8 March (8M), now known as International Women’s Day, is a day for feminist claims where demonstrations are organized in over 150 countries, with the participation of millions of women all around the world. These demonstrations can be viewed as collective rituals and thus focus attention on the processes that facilitate different psychosocial effects. This work aims to explore the mechanisms (i.e., behavioral and attentional synchrony, perceived emotional synchrony, and positive and transcendent emotions) involved in participation in the demonstrations of 8 March 2020, collective and ritualized feminist actions, and their correlates associated with personal well-being (i.e., affective well-being and beliefs of personal growth) and collective well-being (i.e., social integration variables: situated identity, solidarity and fusion), collective efficacy and collective growth, and behavioral intention to support the fight for women’s rights. To this end, a cross-cultural study was conducted with the participation of 2,854 people (age 18–79; M = 30.55; SD = 11.66) from countries in Latin America (Mexico, Chile, Argentina, Brazil, Peru, Colombia, and Ecuador) and Europe (Spain and Portugal), with a retrospective correlational cross-sectional design and a convenience sample. Participants were divided between demonstration participants (n = 1,271; 94.0% female) and non-demonstrators or followers who monitored participants through the media and social networks (n = 1,583; 75.87% female). Compared with non-demonstrators and with males, female and non-binary gender respondents had greater scores in mechanisms and criterion variables. Further random-effects model meta-analyses revealed that the perceived emotional synchrony was consistently associated with more proximal mechanisms, as well as with criterion variables. Finally, sequential moderation analyses showed that proposed mechanisms successfully mediated the effects of participation on every criterion variable. These results indicate that participation in 8M marches and demonstrations can be analyzed through the literature on collective rituals. As such, collective participation implies positive outcomes both individually and collectively, which are further reinforced through key psychological mechanisms, in line with a Durkheimian approach to collective rituals.

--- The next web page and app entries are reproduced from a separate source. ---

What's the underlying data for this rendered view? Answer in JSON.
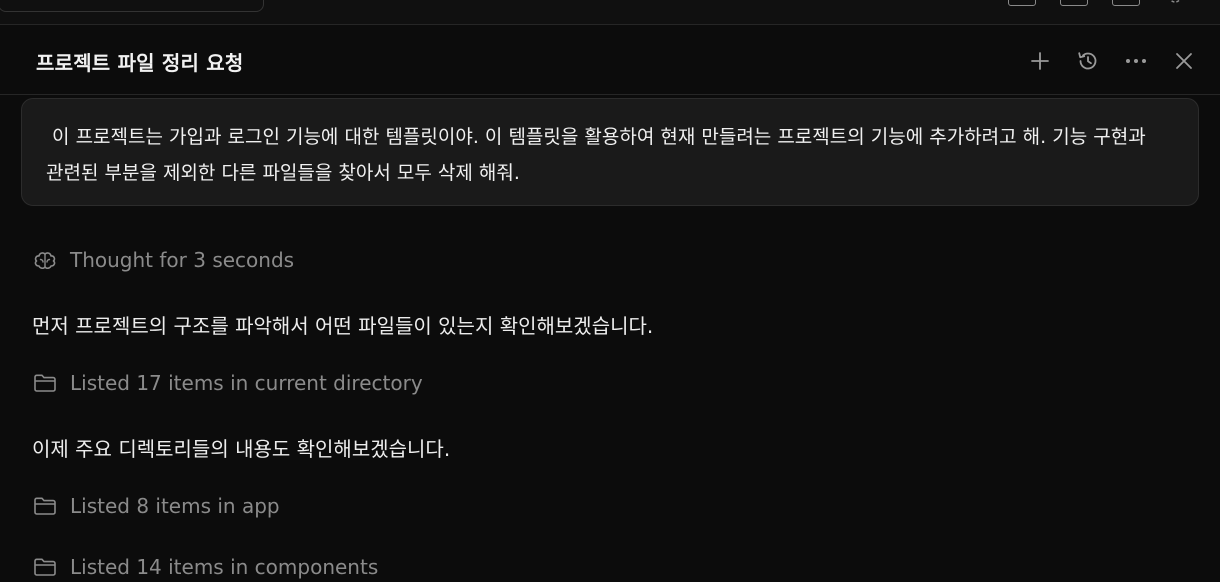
{
  "panel": {
    "title": "프로젝트 파일 정리 요청"
  },
  "header_actions": {
    "icons": [
      "plus-icon",
      "history-icon",
      "more-icon",
      "close-icon"
    ]
  },
  "user_message": {
    "text": " 이 프로젝트는 가입과 로그인 기능에 대한 템플릿이야. 이 템플릿을 활용하여 현재 만들려는 프로젝트의 기능에 추가하려고 해. 기능 구현과 관련된 부분을 제외한 다른 파일들을 찾아서 모두 삭제 해줘."
  },
  "transcript": {
    "thought": "Thought for 3 seconds",
    "assistant_1": "먼저 프로젝트의 구조를 파악해서 어떤 파일들이 있는지 확인해보겠습니다.",
    "tool_1": "Listed 17 items in current directory",
    "assistant_2": "이제 주요 디렉토리들의 내용도 확인해보겠습니다.",
    "tool_2": "Listed 8 items in app",
    "tool_3": "Listed 14 items in components"
  },
  "colors": {
    "background": "#0c0c0c",
    "bubble": "#1a1a1a",
    "muted": "#8b8b8b",
    "text": "#ededed"
  }
}
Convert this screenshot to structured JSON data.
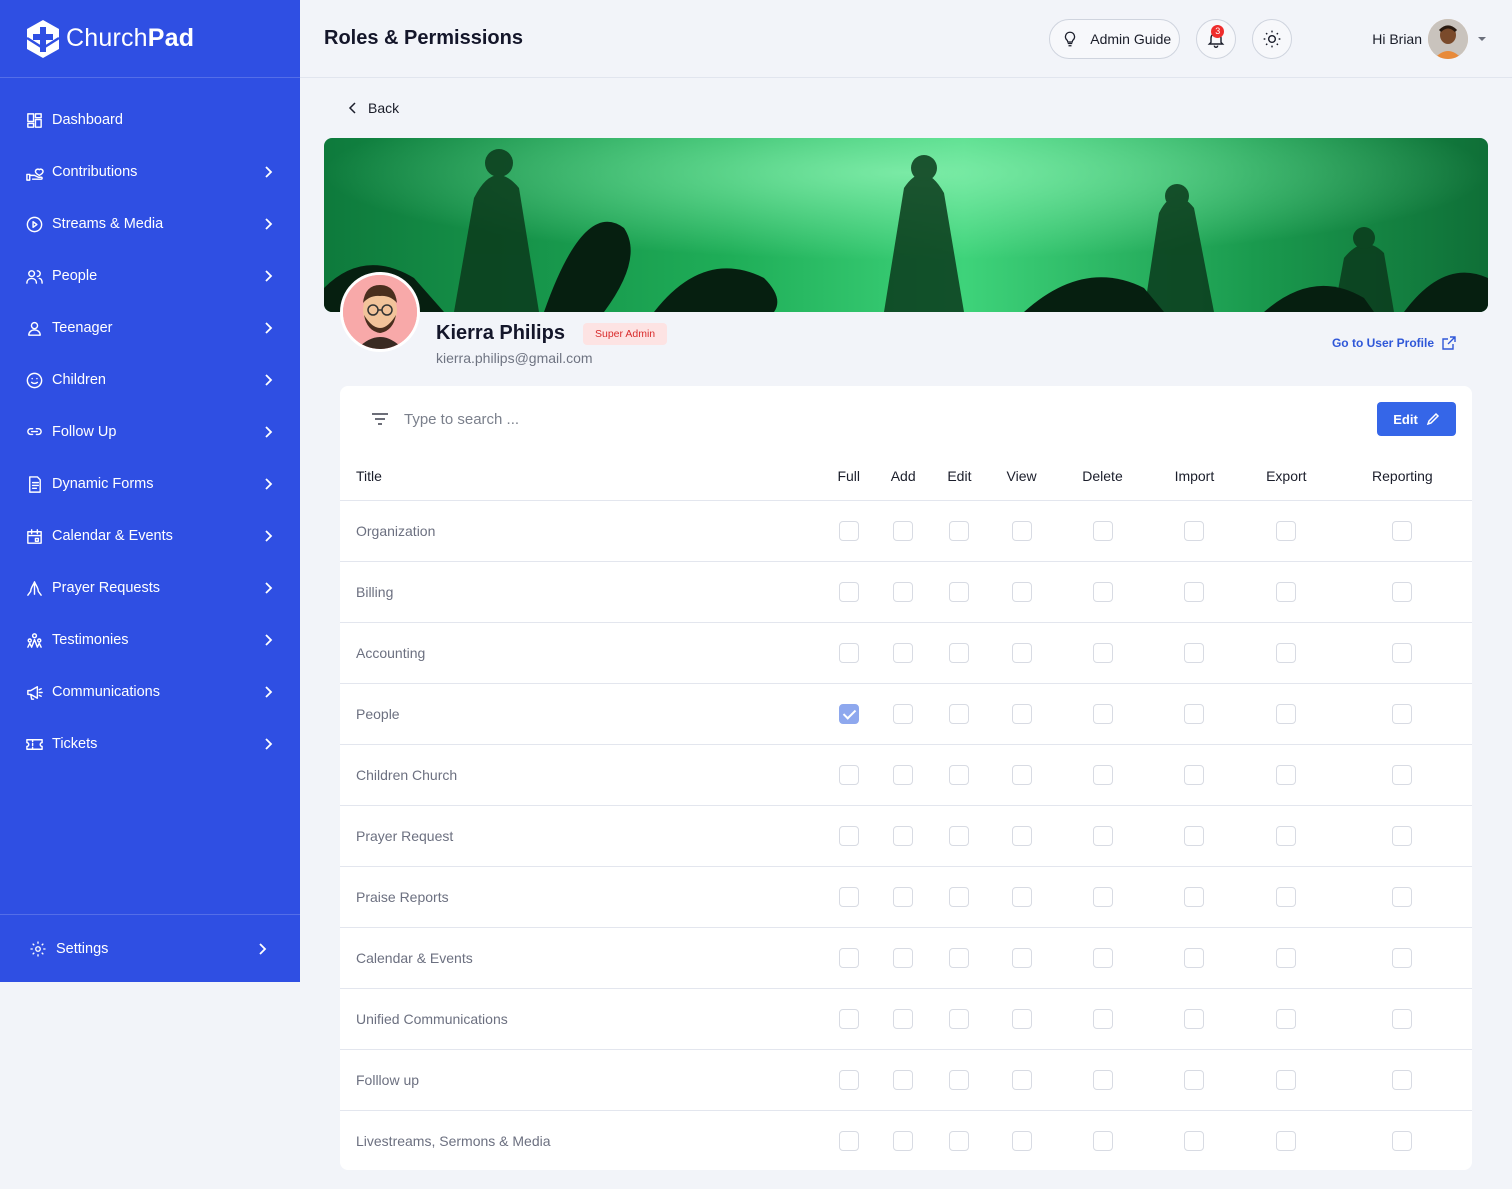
{
  "brand": {
    "name_light": "Church",
    "name_bold": "Pad"
  },
  "sidebar": {
    "items": [
      {
        "label": "Dashboard",
        "icon": "dashboard-icon",
        "has_submenu": false
      },
      {
        "label": "Contributions",
        "icon": "hand-heart-icon",
        "has_submenu": true
      },
      {
        "label": "Streams & Media",
        "icon": "play-circle-icon",
        "has_submenu": true
      },
      {
        "label": "People",
        "icon": "users-icon",
        "has_submenu": true
      },
      {
        "label": "Teenager",
        "icon": "user-icon",
        "has_submenu": true
      },
      {
        "label": "Children",
        "icon": "smiley-icon",
        "has_submenu": true
      },
      {
        "label": "Follow Up",
        "icon": "link-icon",
        "has_submenu": true
      },
      {
        "label": "Dynamic Forms",
        "icon": "form-icon",
        "has_submenu": true
      },
      {
        "label": "Calendar & Events",
        "icon": "calendar-icon",
        "has_submenu": true
      },
      {
        "label": "Prayer Requests",
        "icon": "praying-hands-icon",
        "has_submenu": true
      },
      {
        "label": "Testimonies",
        "icon": "group-icon",
        "has_submenu": true
      },
      {
        "label": "Communications",
        "icon": "megaphone-icon",
        "has_submenu": true
      },
      {
        "label": "Tickets",
        "icon": "ticket-icon",
        "has_submenu": true
      }
    ],
    "settings_label": "Settings"
  },
  "header": {
    "title": "Roles & Permissions",
    "guide_label": "Admin Guide",
    "notification_count": "3",
    "greeting": "Hi Brian"
  },
  "main": {
    "back_label": "Back",
    "profile": {
      "name": "Kierra Philips",
      "role": "Super Admin",
      "email": "kierra.philips@gmail.com",
      "link_label": "Go to User Profile"
    },
    "search": {
      "placeholder": "Type to search ..."
    },
    "edit_label": "Edit"
  },
  "permissions": {
    "columns": [
      "Title",
      "Full",
      "Add",
      "Edit",
      "View",
      "Delete",
      "Import",
      "Export",
      "Reporting"
    ],
    "rows": [
      {
        "title": "Organization",
        "checked": [
          false,
          false,
          false,
          false,
          false,
          false,
          false,
          false
        ]
      },
      {
        "title": "Billing",
        "checked": [
          false,
          false,
          false,
          false,
          false,
          false,
          false,
          false
        ]
      },
      {
        "title": "Accounting",
        "checked": [
          false,
          false,
          false,
          false,
          false,
          false,
          false,
          false
        ]
      },
      {
        "title": "People",
        "checked": [
          true,
          false,
          false,
          false,
          false,
          false,
          false,
          false
        ]
      },
      {
        "title": "Children Church",
        "checked": [
          false,
          false,
          false,
          false,
          false,
          false,
          false,
          false
        ]
      },
      {
        "title": "Prayer Request",
        "checked": [
          false,
          false,
          false,
          false,
          false,
          false,
          false,
          false
        ]
      },
      {
        "title": "Praise Reports",
        "checked": [
          false,
          false,
          false,
          false,
          false,
          false,
          false,
          false
        ]
      },
      {
        "title": "Calendar & Events",
        "checked": [
          false,
          false,
          false,
          false,
          false,
          false,
          false,
          false
        ]
      },
      {
        "title": "Unified Communications",
        "checked": [
          false,
          false,
          false,
          false,
          false,
          false,
          false,
          false
        ]
      },
      {
        "title": "Folllow up",
        "checked": [
          false,
          false,
          false,
          false,
          false,
          false,
          false,
          false
        ]
      },
      {
        "title": "Livestreams, Sermons & Media",
        "checked": [
          false,
          false,
          false,
          false,
          false,
          false,
          false,
          false
        ]
      }
    ]
  },
  "colors": {
    "sidebar": "#2f4fe3",
    "accent": "#3566e8",
    "checked": "#8ea8ee",
    "badge_bg": "#fde3e3",
    "badge_text": "#d92c2c"
  }
}
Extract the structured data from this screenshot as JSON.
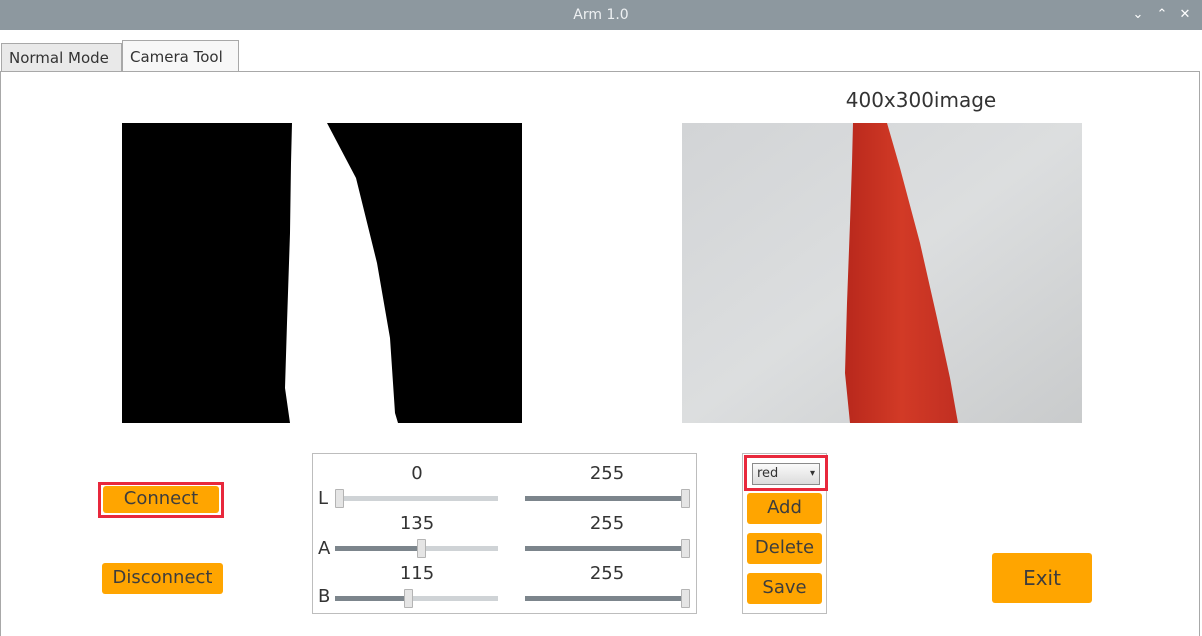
{
  "window": {
    "title": "Arm 1.0"
  },
  "tabs": [
    {
      "label": "Normal Mode"
    },
    {
      "label": "Camera Tool"
    }
  ],
  "image": {
    "label": "400x300image"
  },
  "buttons": {
    "connect": "Connect",
    "disconnect": "Disconnect",
    "add": "Add",
    "delete": "Delete",
    "save": "Save",
    "exit": "Exit"
  },
  "color_select": {
    "value": "red"
  },
  "sliders": {
    "L": {
      "label": "L",
      "min_value": "0",
      "max_value": "255",
      "min_fraction": 0.0,
      "max_fraction": 1.0
    },
    "A": {
      "label": "A",
      "min_value": "135",
      "max_value": "255",
      "min_fraction": 0.53,
      "max_fraction": 1.0
    },
    "B": {
      "label": "B",
      "min_value": "115",
      "max_value": "255",
      "min_fraction": 0.45,
      "max_fraction": 1.0
    }
  },
  "colors": {
    "accent": "#ffa500",
    "highlight": "#e8283c",
    "titlebar": "#8d989f"
  }
}
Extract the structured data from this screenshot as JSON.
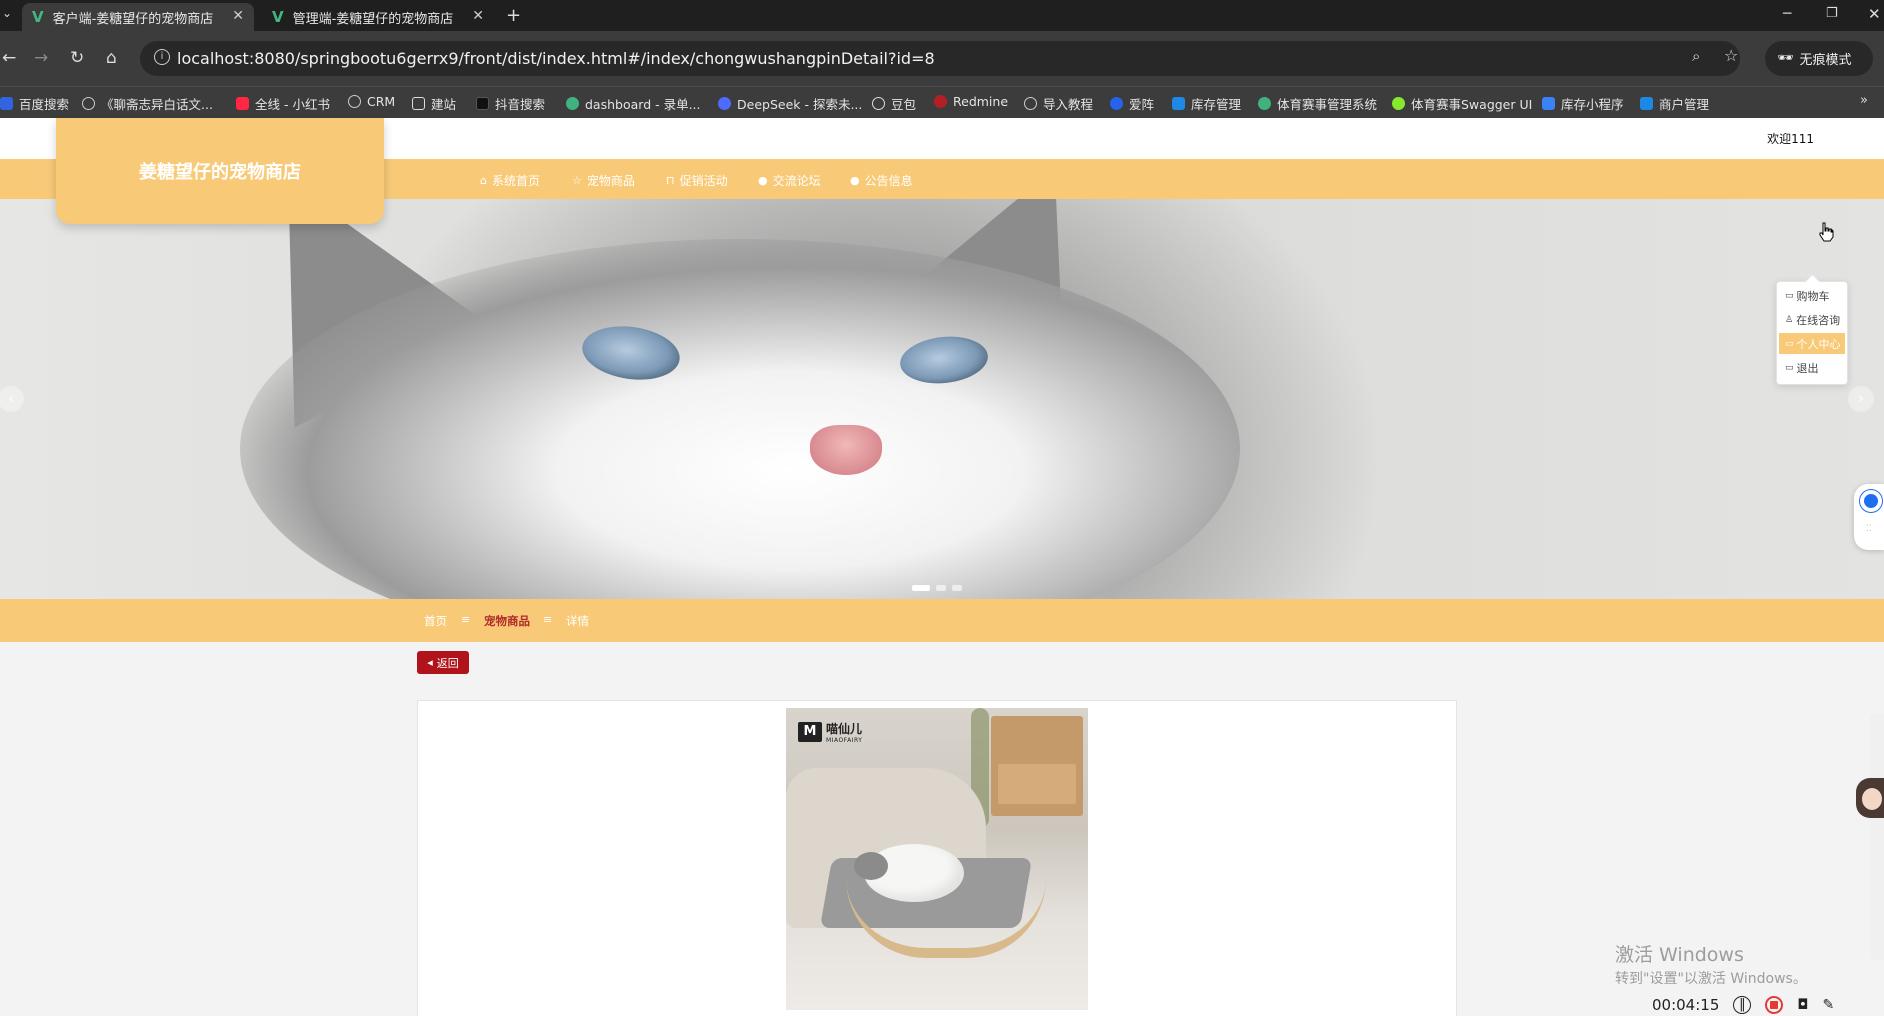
{
  "browser": {
    "tabs": [
      {
        "title": "客户端-姜糖望仔的宠物商店",
        "active": true
      },
      {
        "title": "管理端-姜糖望仔的宠物商店",
        "active": false
      }
    ],
    "url": "localhost:8080/springbootu6gerrx9/front/dist/index.html#/index/chongwushangpinDetail?id=8",
    "incognito_label": "无痕模式",
    "bookmarks": [
      "百度搜索",
      "《聊斋志异白话文...",
      "全线 - 小红书",
      "CRM",
      "建站",
      "抖音搜索",
      "dashboard - 录单...",
      "DeepSeek - 探索未...",
      "豆包",
      "Redmine",
      "导入教程",
      "爱阵",
      "库存管理",
      "体育赛事管理系统",
      "体育赛事Swagger UI",
      "库存小程序",
      "商户管理"
    ]
  },
  "site": {
    "logo": "姜糖望仔的宠物商店",
    "welcome": "欢迎111",
    "nav": [
      {
        "label": "系统首页",
        "icon": "home-icon"
      },
      {
        "label": "宠物商品",
        "icon": "star-icon"
      },
      {
        "label": "促销活动",
        "icon": "lock-icon"
      },
      {
        "label": "交流论坛",
        "icon": "dot-icon"
      },
      {
        "label": "公告信息",
        "icon": "dot-icon"
      }
    ],
    "dropdown": [
      {
        "label": "购物车",
        "icon": "cart-icon"
      },
      {
        "label": "在线咨询",
        "icon": "user-icon"
      },
      {
        "label": "个人中心",
        "icon": "profile-icon",
        "hovered": true
      },
      {
        "label": "退出",
        "icon": "logout-icon"
      }
    ],
    "breadcrumb": {
      "items": [
        "首页",
        "宠物商品",
        "详情"
      ],
      "separator": "≡"
    },
    "back_label": "返回",
    "product_brand": {
      "name": "喵仙儿",
      "sub": "MIAOFAIRY"
    }
  },
  "overlay": {
    "watermark_title": "激活 Windows",
    "watermark_sub": "转到\"设置\"以激活 Windows。",
    "recorder_time": "00:04:15"
  },
  "colors": {
    "accent": "#f8ca78",
    "back_button": "#b0141a",
    "breadcrumb_current": "#b12a2a"
  }
}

Bibliographical noteFunding Information:
The Spanish Ministry of the Economy supported this research (under Grants PSI2017-84145-P and Predoctoral Research Grant PRE2018-083265 to PC-A), as well as the Basque Government (under Grant IT-1187-19), the University of the Basque Country (under Grant IT-666-13, Postdoctoral Research
We wish to express our deepest appreciation to all the participants in this study. Also, we are grateful to the members of the Culture, Cognition and Emotion research team for their valuable comments and suggestions, as well as every individual who collaborated to make this research possible. Funding. The Spanish Ministry of the Economy supported this research (under Grants PSI2017-84145-P and Predoctoral Research Grant PRE2018-083265 to PC-A), as well as the Basque Government (under Grant IT-1187-19), the University of the Basque Country (under Grant IT-666-13, Postdoctoral Research Grant DOCREC20/23 to JP and ESPDOC18/33 to LZ), and FONDECYT Initiation 11190980 granted to AW.
© Copyright © 2020 Zumeta, Castro-Abril, Méndez, Pizarro, Włodarczyk, Basabe, Navarro-Carrillo, Padoan-De Luca, da Costa, Alonso-Arbiol, Torres-Gómez, Cakal, Delfino, Techio, Alzugaray, Bilbao, Villagrán, López-López, Ruiz-Pérez, Cedeño, Reyes-Valenzuela, Alfaro-Beracoechea, Contreras-Ibáñez, Ibarra, Reyes-Sosa, Cueto, Carvalho and Pinto.
- 8M demonstrations
- collective effervescence
- feminist demonstrations
- gender differences
- participation in collective rituals
- perceived emotional synchrony